Douglas County Highway Supervisor Paul Halverson said county workers did nothing wrong when they poured the material in a trench by the garage. The material is a water-based asphalt emulsion that is sprayed between layers of asphalt to help them bond or on gravel shoulders to help stabilize the gravel.
“It’s legal to spread it on the shoulder of highways,” he said. “It’s not a banned substance or anything like that. It is something that is intended to be sprayed. As soon as the water in it evaporates, it sets right up. It doesn’t soak in.”
A load of the material had been stored in a truck overwinter and was no longer suitable for use on roads, Halverson said. Most of the load was sprayed on a stockpile of blacktop rubble waiting to be recycled. But some of the load at the bottom of the tank was too dense to be pumped. It was this material that workers drained into the trench.
“As soon as the water evaporates, that sets up hard,” Halverson said. “Then we would excavate that material and mix it into the pile.”

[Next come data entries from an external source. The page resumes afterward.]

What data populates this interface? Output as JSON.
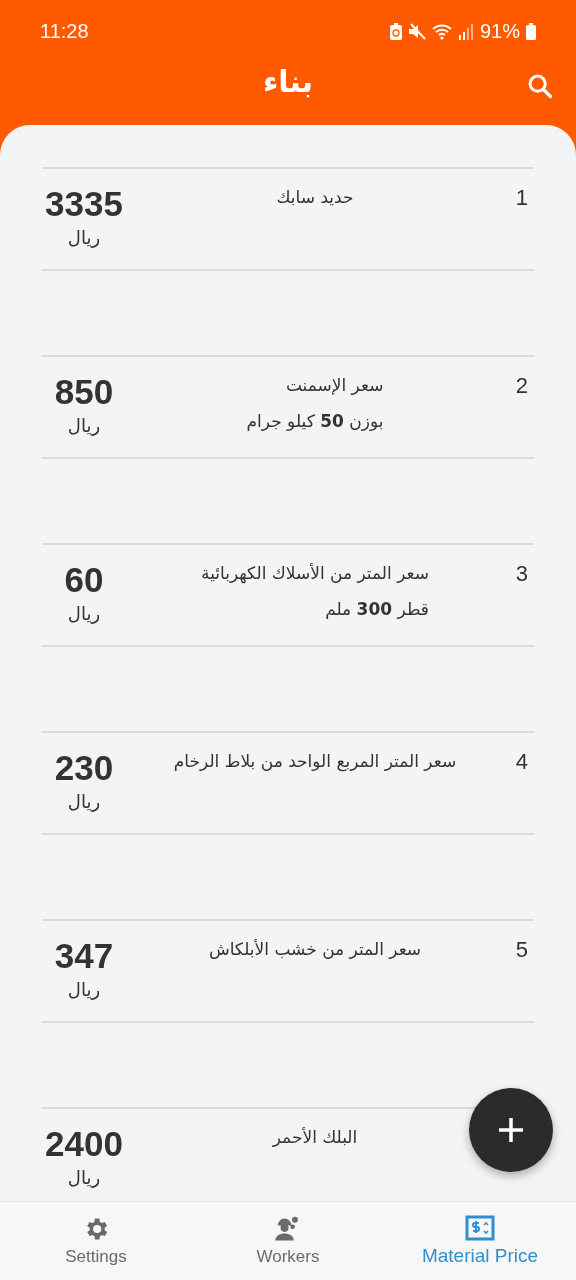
{
  "status_bar": {
    "time": "11:28",
    "battery": "91%"
  },
  "app_bar": {
    "title": "بناء"
  },
  "items": [
    {
      "index": "1",
      "lines": [
        "حديد سابك"
      ],
      "price": "3335",
      "currency": "ريال"
    },
    {
      "index": "2",
      "lines": [
        "سعر الإسمنت",
        "بوزن **50** كيلو جرام"
      ],
      "price": "850",
      "currency": "ريال"
    },
    {
      "index": "3",
      "lines": [
        "سعر المتر من الأسلاك الكهربائية",
        "قطر **300** ملم"
      ],
      "price": "60",
      "currency": "ريال"
    },
    {
      "index": "4",
      "lines": [
        "سعر المتر المربع الواحد من بلاط الرخام"
      ],
      "price": "230",
      "currency": "ريال"
    },
    {
      "index": "5",
      "lines": [
        "سعر المتر من خشب الأبلكاش"
      ],
      "price": "347",
      "currency": "ريال"
    },
    {
      "lines": [
        "البلك الأحمر"
      ],
      "price": "2400",
      "currency": "ريال"
    }
  ],
  "nav": [
    {
      "kind": "price",
      "label": "Material Price",
      "selected": true
    },
    {
      "kind": "workers",
      "label": "Workers",
      "selected": false
    },
    {
      "kind": "settings",
      "label": "Settings",
      "selected": false
    }
  ]
}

The DNR became involved after receiving a complaint earlier this week. Endsley visited the site Wednesday to ensure that the county had removed the material from the trench. She said the trench was about 30 feet long, 3 feet wide and 2 feet deep. It would have been smaller before the material was removed, she said.
John Sager, the DNR’s northern regional spill coordinator, confirmed that the state was investigating the incident as a spill.
“It was not being used for its intended use; it was all concentrated in one place,” he said. “That is why we’re considering it a spill.”